In this demo,
sMEMInitDefaultHeap shrinks the default heap to 32 MB. The rest of
the memory should be turned into an expanded heap in the main function, and invoked before the
main function of an application.
sMEMInitDefaultHeap is defined in
$CAFE_ROOT/system/src/demo/os/memory/create_heap_for_application/defheap.c. For more information, see
A Visual Guide to How the System Starts.
For more advanced applications, you may want to replace the default allocator with the one that is defined by the application, which is supported in the Cafe SDK. When you replace the default allocator, the replacement heap implementation must be thread-safe.
Similar to shrinking the default heap, the default heap can be replaced with any algorithm by
creating an application-specific
__preinit_user, which is described in
Customize Memory Management.
For more information on how to replace the default heap, see the following demo:
Some SDK libraries allocate memory from the default heap. The tables below summarizes their usage.
|OS Loader||Depends on the size of the requested RPL. See
|Audio (AX)||Depends on the specific effect requested; see the AX Effects Memory Usage table. You can supply an alternate memory allocator.|
|USB_MIC||100 KB per microphone or headset, up to a maximum of 2 devices, for a total of 200 KB.|
|GFD||Depends on the specific request. Source code is available for this optional library, and you can supply an alternate memory allocator.|
|Matrix (MAT)||Depends on the specific request. Source code is available for this optional library, and you can supply an alternate memory allocator.|
|ProcUI||24 KB on initialization + 112 bytes per registered callback. You can supply an alternate memory allocator; see
|Network DNS||6144 bytes per request up to a max of 190,464 bytes. You can supply an alternate memory allocator; see
|HTTP Client||Depends on the specific request. You can supply an alternate memory allocator; see Memory Management in the HTTP Client Library for details.|
|Standard C library from Green Hills Software||Depends on the specific request.|
|C++ Runtime Library from Green Hills Software||Depends on the specific request.|
|zlib||Depends on the specific operation requested; see its
Memory allocation requirements for AX effects vary depending on the effect. By default, the required memory is allocated from the default heap. See
AXFX2SetHooks if you wish to supply a different allocator. The table below lists AX effects and their memory requirements.
|Delay 2ch||512||[26 ~ 256]||[39 ~ 384]|
|Delay 4ch||1024||[52 ~ 512]||[78 ~ 768]|
|Delay 6ch||1536||[78 ~ 768]||[117 ~ 1152]|
All of these allocations are dependent on an explicit call of an SDK API function, except for thread-local variables defined using the
__thread storage specifier and C++ exceptions.
Most memory usage by API functions is repeatable; for example:
strdupto create a copy of the same size string always allocates the same amount of memory.
However, a few cases are not readily predicted; for example:
__threadand by C++ exception handlers, while always the same, are non-trivial to compute.
You should also review the documentation that comes with any additional SDK patches that you have received from your local Nintendo support organization. These packages describe any additional sources of memory allocation.

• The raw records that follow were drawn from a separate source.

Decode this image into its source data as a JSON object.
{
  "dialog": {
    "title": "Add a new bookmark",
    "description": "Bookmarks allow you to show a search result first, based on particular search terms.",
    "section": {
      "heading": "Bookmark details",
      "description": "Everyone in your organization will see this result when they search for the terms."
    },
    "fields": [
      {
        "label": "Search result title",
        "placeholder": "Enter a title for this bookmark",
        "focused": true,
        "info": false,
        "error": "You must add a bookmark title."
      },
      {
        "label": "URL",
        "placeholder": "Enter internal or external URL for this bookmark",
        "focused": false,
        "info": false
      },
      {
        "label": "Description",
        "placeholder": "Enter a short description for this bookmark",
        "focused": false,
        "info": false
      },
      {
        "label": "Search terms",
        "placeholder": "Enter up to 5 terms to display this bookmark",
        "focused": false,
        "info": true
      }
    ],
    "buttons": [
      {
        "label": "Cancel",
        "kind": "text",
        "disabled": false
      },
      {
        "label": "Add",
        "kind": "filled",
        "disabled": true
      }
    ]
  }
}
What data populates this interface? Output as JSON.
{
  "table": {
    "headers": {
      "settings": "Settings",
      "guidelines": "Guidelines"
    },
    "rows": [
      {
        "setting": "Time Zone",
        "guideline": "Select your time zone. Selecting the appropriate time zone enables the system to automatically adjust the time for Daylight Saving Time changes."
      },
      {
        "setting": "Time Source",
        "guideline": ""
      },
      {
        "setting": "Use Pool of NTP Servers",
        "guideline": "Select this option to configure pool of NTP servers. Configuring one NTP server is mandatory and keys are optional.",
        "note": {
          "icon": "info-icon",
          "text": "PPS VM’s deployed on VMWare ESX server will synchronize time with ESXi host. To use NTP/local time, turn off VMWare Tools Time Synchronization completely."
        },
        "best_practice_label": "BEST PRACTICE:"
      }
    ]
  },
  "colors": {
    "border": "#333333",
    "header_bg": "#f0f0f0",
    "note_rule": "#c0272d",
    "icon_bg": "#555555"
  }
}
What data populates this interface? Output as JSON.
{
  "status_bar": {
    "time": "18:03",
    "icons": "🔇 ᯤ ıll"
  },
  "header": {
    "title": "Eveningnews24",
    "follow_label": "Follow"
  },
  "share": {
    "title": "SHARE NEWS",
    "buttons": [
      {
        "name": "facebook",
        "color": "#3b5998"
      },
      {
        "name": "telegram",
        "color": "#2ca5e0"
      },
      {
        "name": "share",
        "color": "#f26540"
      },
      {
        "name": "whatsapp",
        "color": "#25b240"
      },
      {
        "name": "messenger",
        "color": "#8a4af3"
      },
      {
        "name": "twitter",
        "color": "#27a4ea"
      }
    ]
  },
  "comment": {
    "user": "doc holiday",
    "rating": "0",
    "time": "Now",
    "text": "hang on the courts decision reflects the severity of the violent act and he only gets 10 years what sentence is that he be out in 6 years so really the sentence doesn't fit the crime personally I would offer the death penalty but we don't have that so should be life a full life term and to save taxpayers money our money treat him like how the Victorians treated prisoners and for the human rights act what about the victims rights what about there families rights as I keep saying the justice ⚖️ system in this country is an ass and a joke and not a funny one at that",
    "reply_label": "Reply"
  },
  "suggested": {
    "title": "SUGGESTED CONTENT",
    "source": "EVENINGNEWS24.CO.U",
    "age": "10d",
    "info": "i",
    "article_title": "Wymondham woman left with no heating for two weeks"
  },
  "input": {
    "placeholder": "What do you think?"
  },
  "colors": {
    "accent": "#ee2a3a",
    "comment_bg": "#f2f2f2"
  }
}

You should leave 1 MB free in the default heap beyond the application's maximum usage to deal with these unpredictable memory allocation effects in the SDK. You should monitor and measure your application's maximum usage as it runs and add in any additional margin (on top of the already mentioned 1 MB) to account for any application variability.
The following demo shows how to allocate all areas in the default heap and how an allocated area can be used for another heap:
The following demo shows how to allocate memory from the default heap. Memory can be allocated without initialization. The default heap is an expanded heap.
The following demo measures the memory allocation performance:
Memory is allocated for three types of heaps and in various sizes to indicate the difference.
2014/03/04 Added info on default heap.
2014/02/06 Added Note for memalloc.
2013/12/05 ProcUI now supports a user-provided allocator.
2013/05/08 Automated cleanup pass.
2013/03/20 Converted to HTML.